What the task asks: For this exercise, write out every entry exactly and leave the pictures out.

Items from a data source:
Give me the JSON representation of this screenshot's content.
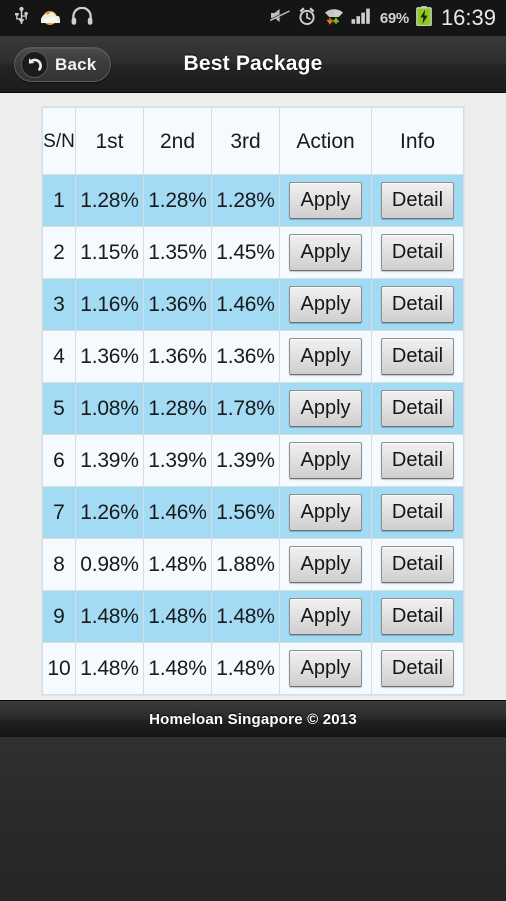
{
  "status_bar": {
    "left_icons": [
      "usb-icon",
      "weather-sunrise-icon",
      "headphones-icon"
    ],
    "right_icons": [
      "mute-icon",
      "alarm-icon",
      "wifi-data-icon",
      "signal-bars-icon"
    ],
    "battery_percent": "69%",
    "battery_icon": "battery-charging-icon",
    "time": "16:39"
  },
  "title_bar": {
    "back_label": "Back",
    "back_icon": "back-arrow-icon",
    "title": "Best Package"
  },
  "table": {
    "headers": [
      "S/\nN",
      "1st",
      "2nd",
      "3rd",
      "Action",
      "Info"
    ],
    "header_sn": "S/N",
    "header_1st": "1st",
    "header_2nd": "2nd",
    "header_3rd": "3rd",
    "header_action": "Action",
    "header_info": "Info",
    "action_label": "Apply",
    "info_label": "Detail",
    "rows": [
      {
        "sn": "1",
        "r1": "1.28%",
        "r2": "1.28%",
        "r3": "1.28%",
        "action": "Apply",
        "info": "Detail",
        "highlighted": true
      },
      {
        "sn": "2",
        "r1": "1.15%",
        "r2": "1.35%",
        "r3": "1.45%",
        "action": "Apply",
        "info": "Detail",
        "highlighted": false
      },
      {
        "sn": "3",
        "r1": "1.16%",
        "r2": "1.36%",
        "r3": "1.46%",
        "action": "Apply",
        "info": "Detail",
        "highlighted": true
      },
      {
        "sn": "4",
        "r1": "1.36%",
        "r2": "1.36%",
        "r3": "1.36%",
        "action": "Apply",
        "info": "Detail",
        "highlighted": false
      },
      {
        "sn": "5",
        "r1": "1.08%",
        "r2": "1.28%",
        "r3": "1.78%",
        "action": "Apply",
        "info": "Detail",
        "highlighted": true
      },
      {
        "sn": "6",
        "r1": "1.39%",
        "r2": "1.39%",
        "r3": "1.39%",
        "action": "Apply",
        "info": "Detail",
        "highlighted": false
      },
      {
        "sn": "7",
        "r1": "1.26%",
        "r2": "1.46%",
        "r3": "1.56%",
        "action": "Apply",
        "info": "Detail",
        "highlighted": true
      },
      {
        "sn": "8",
        "r1": "0.98%",
        "r2": "1.48%",
        "r3": "1.88%",
        "action": "Apply",
        "info": "Detail",
        "highlighted": false
      },
      {
        "sn": "9",
        "r1": "1.48%",
        "r2": "1.48%",
        "r3": "1.48%",
        "action": "Apply",
        "info": "Detail",
        "highlighted": true
      },
      {
        "sn": "10",
        "r1": "1.48%",
        "r2": "1.48%",
        "r3": "1.48%",
        "action": "Apply",
        "info": "Detail",
        "highlighted": false
      }
    ]
  },
  "footer": {
    "text": "Homeloan Singapore © 2013"
  },
  "colors": {
    "row_highlight": "#a3dbf5",
    "row_normal": "#f4fafe",
    "page_background": "#eeeeee",
    "chrome_dark": "#2b2b2b",
    "battery_green": "#8ccc1c"
  }
}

Your solution:
Give me the JSON representation of this screenshot's content.
{
  "status_bar": {
    "left_icons": [
      "usb-icon",
      "weather-sunrise-icon",
      "headphones-icon"
    ],
    "right_icons": [
      "mute-icon",
      "alarm-icon",
      "wifi-data-icon",
      "signal-bars-icon"
    ],
    "battery_percent": "69%",
    "battery_icon": "battery-charging-icon",
    "time": "16:39"
  },
  "title_bar": {
    "back_label": "Back",
    "back_icon": "back-arrow-icon",
    "title": "Best Package"
  },
  "table": {
    "headers": [
      "S/\nN",
      "1st",
      "2nd",
      "3rd",
      "Action",
      "Info"
    ],
    "header_sn": "S/N",
    "header_1st": "1st",
    "header_2nd": "2nd",
    "header_3rd": "3rd",
    "header_action": "Action",
    "header_info": "Info",
    "action_label": "Apply",
    "info_label": "Detail",
    "rows": [
      {
        "sn": "1",
        "r1": "1.28%",
        "r2": "1.28%",
        "r3": "1.28%",
        "action": "Apply",
        "info": "Detail",
        "highlighted": true
      },
      {
        "sn": "2",
        "r1": "1.15%",
        "r2": "1.35%",
        "r3": "1.45%",
        "action": "Apply",
        "info": "Detail",
        "highlighted": false
      },
      {
        "sn": "3",
        "r1": "1.16%",
        "r2": "1.36%",
        "r3": "1.46%",
        "action": "Apply",
        "info": "Detail",
        "highlighted": true
      },
      {
        "sn": "4",
        "r1": "1.36%",
        "r2": "1.36%",
        "r3": "1.36%",
        "action": "Apply",
        "info": "Detail",
        "highlighted": false
      },
      {
        "sn": "5",
        "r1": "1.08%",
        "r2": "1.28%",
        "r3": "1.78%",
        "action": "Apply",
        "info": "Detail",
        "highlighted": true
      },
      {
        "sn": "6",
        "r1": "1.39%",
        "r2": "1.39%",
        "r3": "1.39%",
        "action": "Apply",
        "info": "Detail",
        "highlighted": false
      },
      {
        "sn": "7",
        "r1": "1.26%",
        "r2": "1.46%",
        "r3": "1.56%",
        "action": "Apply",
        "info": "Detail",
        "highlighted": true
      },
      {
        "sn": "8",
        "r1": "0.98%",
        "r2": "1.48%",
        "r3": "1.88%",
        "action": "Apply",
        "info": "Detail",
        "highlighted": false
      },
      {
        "sn": "9",
        "r1": "1.48%",
        "r2": "1.48%",
        "r3": "1.48%",
        "action": "Apply",
        "info": "Detail",
        "highlighted": true
      },
      {
        "sn": "10",
        "r1": "1.48%",
        "r2": "1.48%",
        "r3": "1.48%",
        "action": "Apply",
        "info": "Detail",
        "highlighted": false
      }
    ]
  },
  "footer": {
    "text": "Homeloan Singapore © 2013"
  },
  "colors": {
    "row_highlight": "#a3dbf5",
    "row_normal": "#f4fafe",
    "page_background": "#eeeeee",
    "chrome_dark": "#2b2b2b",
    "battery_green": "#8ccc1c"
  }
}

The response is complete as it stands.